Copy out each line below that has the word "Аделаида" in it.

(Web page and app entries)
======
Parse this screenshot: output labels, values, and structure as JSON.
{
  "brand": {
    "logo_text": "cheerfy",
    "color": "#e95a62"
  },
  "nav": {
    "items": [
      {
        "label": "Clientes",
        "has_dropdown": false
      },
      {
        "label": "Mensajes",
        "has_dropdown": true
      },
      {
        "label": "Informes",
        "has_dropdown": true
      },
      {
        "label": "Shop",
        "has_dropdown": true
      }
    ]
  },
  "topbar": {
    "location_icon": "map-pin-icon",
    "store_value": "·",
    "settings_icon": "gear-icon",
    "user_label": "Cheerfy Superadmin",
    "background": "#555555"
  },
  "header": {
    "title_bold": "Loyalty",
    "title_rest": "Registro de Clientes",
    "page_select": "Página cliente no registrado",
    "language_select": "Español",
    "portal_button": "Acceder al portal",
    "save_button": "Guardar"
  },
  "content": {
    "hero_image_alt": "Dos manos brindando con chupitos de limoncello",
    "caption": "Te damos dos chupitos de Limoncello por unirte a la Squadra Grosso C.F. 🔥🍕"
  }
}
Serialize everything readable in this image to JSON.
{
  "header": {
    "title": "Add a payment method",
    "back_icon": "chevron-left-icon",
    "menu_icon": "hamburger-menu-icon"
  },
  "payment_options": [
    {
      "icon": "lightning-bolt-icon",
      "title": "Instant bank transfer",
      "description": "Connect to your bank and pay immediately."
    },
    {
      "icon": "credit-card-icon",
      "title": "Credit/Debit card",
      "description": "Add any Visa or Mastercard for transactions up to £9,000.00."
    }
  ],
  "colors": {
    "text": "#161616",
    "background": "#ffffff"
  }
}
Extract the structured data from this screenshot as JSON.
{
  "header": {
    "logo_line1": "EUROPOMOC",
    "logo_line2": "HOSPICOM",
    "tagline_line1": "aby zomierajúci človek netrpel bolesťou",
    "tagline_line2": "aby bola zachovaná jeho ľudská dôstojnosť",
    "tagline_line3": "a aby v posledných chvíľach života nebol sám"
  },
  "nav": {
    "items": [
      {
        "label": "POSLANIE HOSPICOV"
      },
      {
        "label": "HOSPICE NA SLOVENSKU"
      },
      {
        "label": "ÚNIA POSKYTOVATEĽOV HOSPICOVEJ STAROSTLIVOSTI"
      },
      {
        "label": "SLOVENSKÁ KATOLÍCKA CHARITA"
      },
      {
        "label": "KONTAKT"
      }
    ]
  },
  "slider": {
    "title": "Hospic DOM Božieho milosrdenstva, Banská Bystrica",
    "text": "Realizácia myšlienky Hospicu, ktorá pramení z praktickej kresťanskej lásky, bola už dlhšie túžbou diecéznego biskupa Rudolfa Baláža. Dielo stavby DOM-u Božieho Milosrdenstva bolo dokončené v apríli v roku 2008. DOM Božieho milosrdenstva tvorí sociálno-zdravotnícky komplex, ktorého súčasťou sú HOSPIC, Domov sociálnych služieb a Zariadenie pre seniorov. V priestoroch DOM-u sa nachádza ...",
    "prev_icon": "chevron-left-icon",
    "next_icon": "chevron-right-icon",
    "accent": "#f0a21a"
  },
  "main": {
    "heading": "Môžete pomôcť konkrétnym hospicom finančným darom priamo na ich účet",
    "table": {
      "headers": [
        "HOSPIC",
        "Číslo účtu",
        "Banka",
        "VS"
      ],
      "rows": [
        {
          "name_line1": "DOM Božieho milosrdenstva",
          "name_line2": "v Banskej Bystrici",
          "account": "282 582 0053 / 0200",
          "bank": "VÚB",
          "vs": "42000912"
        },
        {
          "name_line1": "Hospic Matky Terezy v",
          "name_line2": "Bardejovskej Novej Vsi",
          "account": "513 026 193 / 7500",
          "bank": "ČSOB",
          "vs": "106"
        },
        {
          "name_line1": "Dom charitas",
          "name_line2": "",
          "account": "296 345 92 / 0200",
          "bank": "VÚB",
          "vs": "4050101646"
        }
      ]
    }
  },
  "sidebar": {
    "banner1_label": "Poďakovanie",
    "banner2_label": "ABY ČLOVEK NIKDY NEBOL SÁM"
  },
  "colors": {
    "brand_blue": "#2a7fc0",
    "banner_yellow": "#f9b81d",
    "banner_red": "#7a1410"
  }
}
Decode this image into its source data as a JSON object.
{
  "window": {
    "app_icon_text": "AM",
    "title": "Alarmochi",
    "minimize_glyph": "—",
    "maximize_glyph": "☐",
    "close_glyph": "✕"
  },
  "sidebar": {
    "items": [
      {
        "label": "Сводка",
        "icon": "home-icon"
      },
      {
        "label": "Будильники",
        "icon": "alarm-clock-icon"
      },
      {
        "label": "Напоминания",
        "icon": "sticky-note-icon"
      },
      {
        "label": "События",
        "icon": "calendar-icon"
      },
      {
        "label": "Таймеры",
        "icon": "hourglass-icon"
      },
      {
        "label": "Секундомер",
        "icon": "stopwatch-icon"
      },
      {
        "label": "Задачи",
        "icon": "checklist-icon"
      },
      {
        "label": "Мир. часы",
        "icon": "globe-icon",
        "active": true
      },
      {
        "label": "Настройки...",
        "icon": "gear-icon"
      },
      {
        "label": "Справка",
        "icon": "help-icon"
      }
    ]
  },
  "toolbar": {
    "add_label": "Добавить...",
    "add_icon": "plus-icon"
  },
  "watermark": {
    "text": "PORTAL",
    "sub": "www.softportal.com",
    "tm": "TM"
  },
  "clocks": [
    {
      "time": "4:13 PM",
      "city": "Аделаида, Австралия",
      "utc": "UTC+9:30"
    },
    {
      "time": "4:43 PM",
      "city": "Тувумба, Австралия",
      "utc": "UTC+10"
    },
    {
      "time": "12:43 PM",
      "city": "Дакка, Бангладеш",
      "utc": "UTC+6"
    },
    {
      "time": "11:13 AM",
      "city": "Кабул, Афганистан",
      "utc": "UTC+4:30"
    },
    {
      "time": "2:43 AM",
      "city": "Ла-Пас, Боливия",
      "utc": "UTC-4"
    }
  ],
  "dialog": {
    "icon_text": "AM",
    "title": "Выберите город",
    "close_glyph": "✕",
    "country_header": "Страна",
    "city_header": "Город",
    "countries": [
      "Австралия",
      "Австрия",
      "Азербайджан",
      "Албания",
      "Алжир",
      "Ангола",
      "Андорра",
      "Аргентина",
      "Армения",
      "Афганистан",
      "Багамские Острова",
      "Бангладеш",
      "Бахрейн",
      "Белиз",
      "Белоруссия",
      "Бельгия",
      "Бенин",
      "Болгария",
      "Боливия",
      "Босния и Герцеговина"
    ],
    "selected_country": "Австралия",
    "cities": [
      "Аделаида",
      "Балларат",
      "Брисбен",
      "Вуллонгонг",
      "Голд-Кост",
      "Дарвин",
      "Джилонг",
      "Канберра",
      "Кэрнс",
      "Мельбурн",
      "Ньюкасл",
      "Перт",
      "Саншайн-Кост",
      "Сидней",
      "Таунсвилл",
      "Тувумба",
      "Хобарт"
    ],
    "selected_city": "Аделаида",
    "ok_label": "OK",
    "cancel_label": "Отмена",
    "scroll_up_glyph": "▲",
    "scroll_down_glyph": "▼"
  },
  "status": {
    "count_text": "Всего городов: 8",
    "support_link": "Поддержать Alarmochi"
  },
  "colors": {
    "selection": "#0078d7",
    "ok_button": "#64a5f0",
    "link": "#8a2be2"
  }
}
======
- EXERCISE RESULT:
      "city": "Аделаида, Австралия",
      "Аделаида",
    "selected_city": "Аделаида",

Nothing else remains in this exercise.